▸ **Your objective**:
Every line with "record" in it should be copied from the data.

▸ **Data provided**:

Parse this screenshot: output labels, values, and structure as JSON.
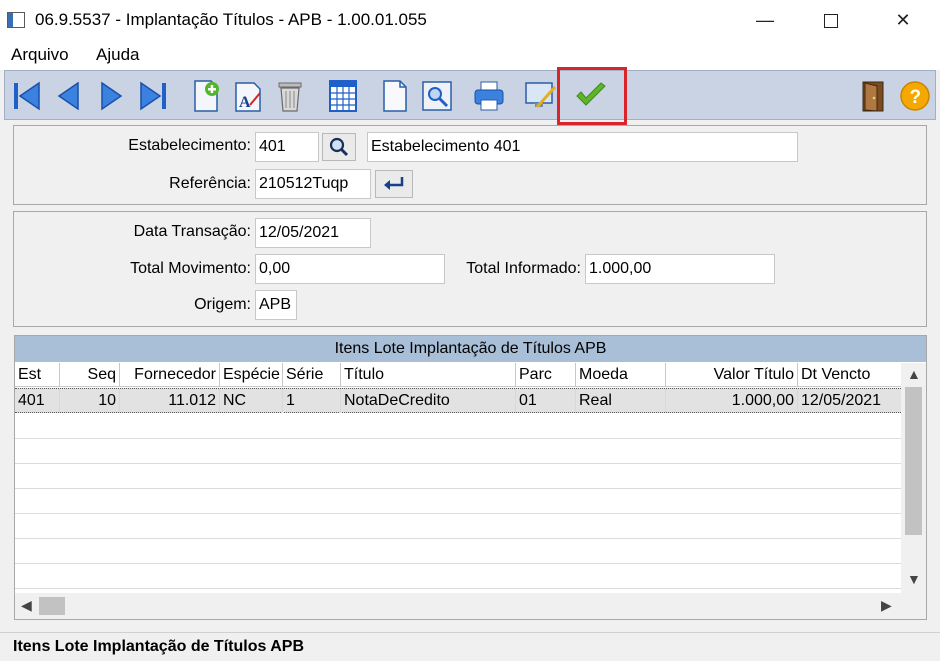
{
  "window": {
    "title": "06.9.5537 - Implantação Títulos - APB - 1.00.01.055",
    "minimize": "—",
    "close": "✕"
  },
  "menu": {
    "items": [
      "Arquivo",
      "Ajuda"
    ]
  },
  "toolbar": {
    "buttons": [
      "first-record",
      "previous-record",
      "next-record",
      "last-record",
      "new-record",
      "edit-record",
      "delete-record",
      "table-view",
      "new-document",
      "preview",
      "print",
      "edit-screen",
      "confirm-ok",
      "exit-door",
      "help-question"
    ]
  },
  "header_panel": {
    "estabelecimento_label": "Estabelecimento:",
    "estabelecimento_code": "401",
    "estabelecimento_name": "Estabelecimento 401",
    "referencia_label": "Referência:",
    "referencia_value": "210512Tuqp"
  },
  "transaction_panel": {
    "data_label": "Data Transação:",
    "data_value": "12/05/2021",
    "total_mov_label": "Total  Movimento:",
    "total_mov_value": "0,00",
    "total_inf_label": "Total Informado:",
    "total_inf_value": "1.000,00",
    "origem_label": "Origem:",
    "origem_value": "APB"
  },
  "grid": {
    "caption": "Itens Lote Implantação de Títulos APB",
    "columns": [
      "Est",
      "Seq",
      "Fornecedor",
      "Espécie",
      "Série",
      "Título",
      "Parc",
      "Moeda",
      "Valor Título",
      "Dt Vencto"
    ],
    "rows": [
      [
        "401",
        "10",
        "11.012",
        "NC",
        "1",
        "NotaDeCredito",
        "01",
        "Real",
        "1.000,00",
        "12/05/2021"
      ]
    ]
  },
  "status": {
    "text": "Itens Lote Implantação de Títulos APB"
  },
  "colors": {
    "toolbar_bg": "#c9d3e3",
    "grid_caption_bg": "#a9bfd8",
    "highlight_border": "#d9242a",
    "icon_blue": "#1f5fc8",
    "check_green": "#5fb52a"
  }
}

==

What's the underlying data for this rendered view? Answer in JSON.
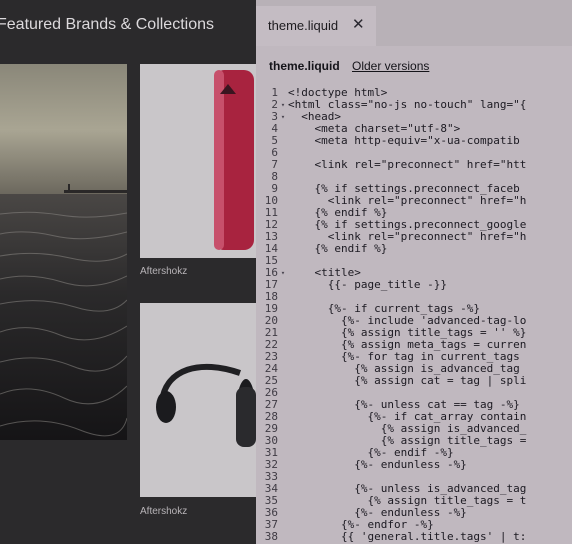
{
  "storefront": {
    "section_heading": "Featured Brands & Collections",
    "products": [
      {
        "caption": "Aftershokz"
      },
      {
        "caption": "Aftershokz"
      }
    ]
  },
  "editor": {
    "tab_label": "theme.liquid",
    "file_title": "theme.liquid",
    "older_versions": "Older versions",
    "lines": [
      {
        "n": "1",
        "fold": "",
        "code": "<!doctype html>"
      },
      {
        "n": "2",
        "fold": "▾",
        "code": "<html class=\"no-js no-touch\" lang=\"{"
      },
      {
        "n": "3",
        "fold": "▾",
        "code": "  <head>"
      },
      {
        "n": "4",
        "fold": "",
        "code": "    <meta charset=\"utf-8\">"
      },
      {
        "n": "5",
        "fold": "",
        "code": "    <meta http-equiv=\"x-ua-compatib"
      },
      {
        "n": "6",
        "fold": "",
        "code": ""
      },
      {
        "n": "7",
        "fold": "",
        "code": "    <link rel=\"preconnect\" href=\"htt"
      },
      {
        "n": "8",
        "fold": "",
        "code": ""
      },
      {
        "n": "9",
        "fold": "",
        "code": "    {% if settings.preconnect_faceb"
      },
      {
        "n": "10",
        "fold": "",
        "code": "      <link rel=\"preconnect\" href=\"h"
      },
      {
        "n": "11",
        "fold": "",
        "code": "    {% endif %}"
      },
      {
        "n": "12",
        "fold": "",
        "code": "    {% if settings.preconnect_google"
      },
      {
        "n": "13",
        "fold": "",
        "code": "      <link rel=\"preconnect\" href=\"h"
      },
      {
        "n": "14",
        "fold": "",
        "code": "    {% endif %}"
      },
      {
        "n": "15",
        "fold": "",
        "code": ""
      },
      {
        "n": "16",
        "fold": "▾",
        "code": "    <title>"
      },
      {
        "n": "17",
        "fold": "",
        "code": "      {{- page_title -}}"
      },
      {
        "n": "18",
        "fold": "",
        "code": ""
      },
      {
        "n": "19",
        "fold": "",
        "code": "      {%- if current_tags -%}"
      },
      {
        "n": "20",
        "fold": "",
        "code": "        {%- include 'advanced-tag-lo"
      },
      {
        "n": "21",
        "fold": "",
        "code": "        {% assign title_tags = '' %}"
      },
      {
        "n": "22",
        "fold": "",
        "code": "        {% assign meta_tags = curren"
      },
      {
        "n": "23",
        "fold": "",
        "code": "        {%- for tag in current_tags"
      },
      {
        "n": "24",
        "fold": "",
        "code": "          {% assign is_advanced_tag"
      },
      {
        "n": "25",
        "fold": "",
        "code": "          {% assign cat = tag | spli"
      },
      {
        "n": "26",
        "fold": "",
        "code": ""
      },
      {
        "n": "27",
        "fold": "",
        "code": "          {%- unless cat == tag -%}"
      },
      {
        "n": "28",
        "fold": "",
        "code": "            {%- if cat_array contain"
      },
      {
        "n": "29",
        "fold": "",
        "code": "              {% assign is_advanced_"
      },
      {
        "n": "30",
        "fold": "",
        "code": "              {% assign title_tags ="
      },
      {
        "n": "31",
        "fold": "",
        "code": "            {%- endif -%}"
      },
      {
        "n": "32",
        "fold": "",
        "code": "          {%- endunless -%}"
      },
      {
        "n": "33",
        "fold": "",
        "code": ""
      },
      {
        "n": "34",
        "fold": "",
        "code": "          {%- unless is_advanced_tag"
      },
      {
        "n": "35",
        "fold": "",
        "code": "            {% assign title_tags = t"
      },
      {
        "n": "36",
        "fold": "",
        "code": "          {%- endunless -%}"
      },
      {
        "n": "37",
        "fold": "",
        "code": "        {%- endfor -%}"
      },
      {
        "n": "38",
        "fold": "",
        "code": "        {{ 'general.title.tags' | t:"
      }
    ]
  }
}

▸ **Final answer**:
      "first-record",
      "previous-record",
      "next-record",
      "last-record",
      "new-record",
      "edit-record",
      "delete-record",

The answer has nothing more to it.